The evangelical Christian movement sweeping across the country in the first half of the nineteenth century seized upon such worries about masturbators and lustful women, and "sinful lust became a chief way of comprehending sexual desire." The American Tract Society was particularly vehement on such issues, and was aghast at the scientific understanding of sexual function that was beginning at the time. Especially important was the protection of female virginity, and fear of pregnancy was a vital shield of the nation's maidenheads. Physiological explanations of birth control were seen as a special danger; unimpeded by fear of impregnation, there was no telling what the women would get up to. Tractarians saw the freethinkers who promoted sexual knowledge as blasphemers.
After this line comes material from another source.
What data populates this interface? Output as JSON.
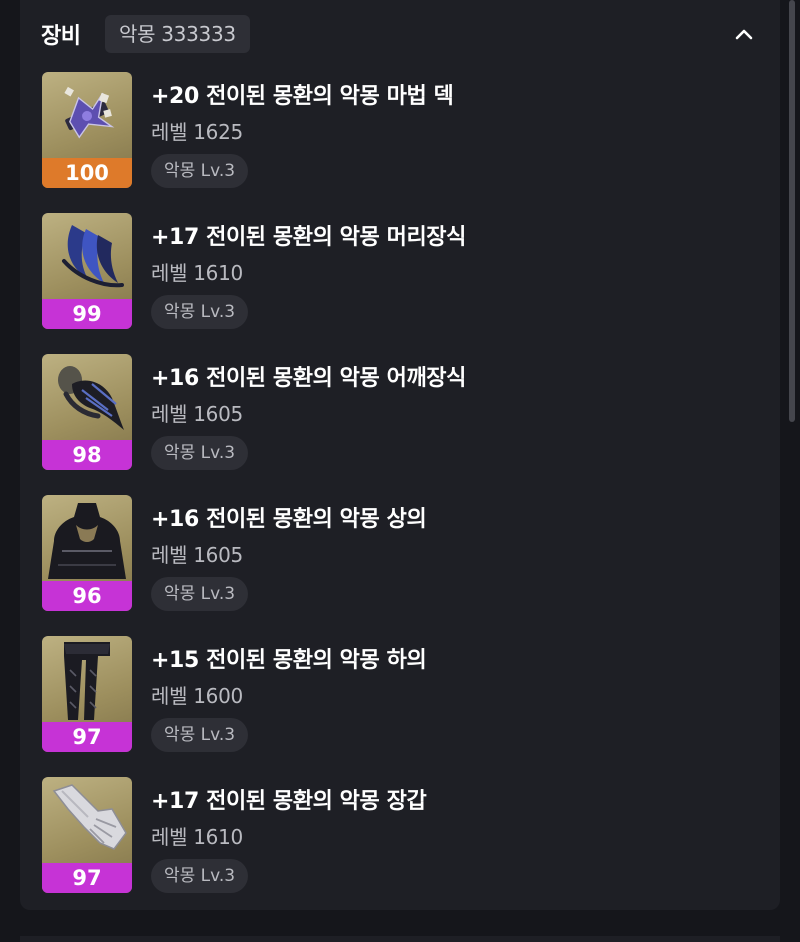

Nothing shocked them more than the non-religious (and it was generally the freethinkers who promoted the spread of physiological ideas) insisting that women had similar sexual desires and need for satisfaction as men, or that birth control would promote happiness, health, and economic freedom. It is surprising that the Young Men's Christian Association looms large in these pages. The YMCA had as a goal the promotion of evangelical religion, and during the Civil War, it was worried about Union soldiers, displaced from home, and in 1865 the YMCA was able to advocate for a post office bill that would forbid mailing erotic prints and books, the first time the federal government tried to regulate moral content of mailed material. The anti-sex activities of the YMCA were linked to the famous and foolish reformer, Anthony Comstock, whose censorious aims even kept birth control information out of medical texts.
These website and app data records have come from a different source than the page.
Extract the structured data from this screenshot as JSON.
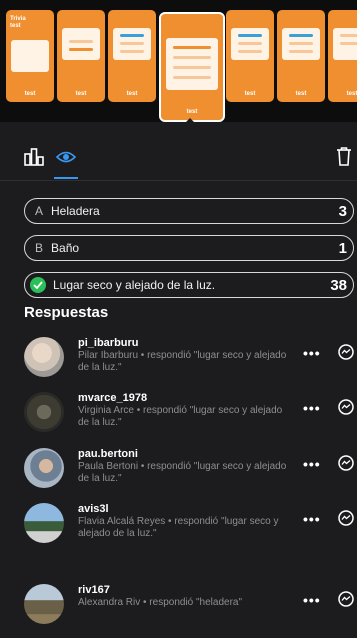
{
  "strip": {
    "thumbs": [
      {
        "title": "Trivia\ntest",
        "tag": "test"
      },
      {
        "tag": "test"
      },
      {
        "tag": "test"
      },
      {
        "tag": "test"
      },
      {
        "tag": "test"
      },
      {
        "tag": "test"
      },
      {
        "tag": "test"
      }
    ]
  },
  "toolbar": {
    "icons": [
      "bar-chart-icon",
      "eye-icon",
      "trash-icon"
    ],
    "accent": "#3897f0"
  },
  "options": [
    {
      "letter": "A",
      "text": "Heladera",
      "count": "3",
      "correct": false
    },
    {
      "letter": "B",
      "text": "Baño",
      "count": "1",
      "correct": false
    },
    {
      "letter": "",
      "text": "Lugar seco y alejado de la luz.",
      "count": "38",
      "correct": true
    }
  ],
  "responses": {
    "title": "Respuestas",
    "items": [
      {
        "username": "pi_ibarburu",
        "text": "Pilar Ibarburu • respondió \"lugar seco y alejado de la luz.\""
      },
      {
        "username": "mvarce_1978",
        "text": "Virginia Arce • respondió \"lugar seco y alejado de la luz.\""
      },
      {
        "username": "pau.bertoni",
        "text": "Paula Bertoni • respondió \"lugar seco y alejado de la luz.\""
      },
      {
        "username": "avis3l",
        "text": "Flavia Alcalá Reyes • respondió \"lugar seco y alejado de la luz.\""
      },
      {
        "username": "riv167",
        "text": "Alexandra Riv • respondió \"heladera\""
      }
    ]
  },
  "colors": {
    "correct": "#2bbf5a",
    "card": "#ef8f2f"
  }
}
Horowitz has summarized four "frameworks" out of the confusing discourse about sex during the period. The Vernacular Tradition consists of sexual information (and misinformation) passed generally by word of mouth. Evangelical Christianity hated lust and equated most sexual activities with sin. Reform Physiology looked to the science of the body (often composed of wildly inaccurate assertions) to promote sexual freedom, and sometimes sexual restraint. And then there were Utopians, who thought sex was the central part of human existence and should be untouched by the government. These four voices, in the printed works and journals of the time, often overlapped and swamped each other with rhetoric. The huge number of philosophies and personalities which played a role in the debate, and made a foundation for our current sexual ideas, are brilliantly distilled into this large, well-referenced book, which is an entertaining academic tome without ever being fusty or tedious.
The pictures in the book are wonderful. One in particular of the aftermath of a snowball fight at Princeton in the 19th century opened up some interested dialog among my colleagues regarding the nature of violence on college campuses. I highly recommend this book.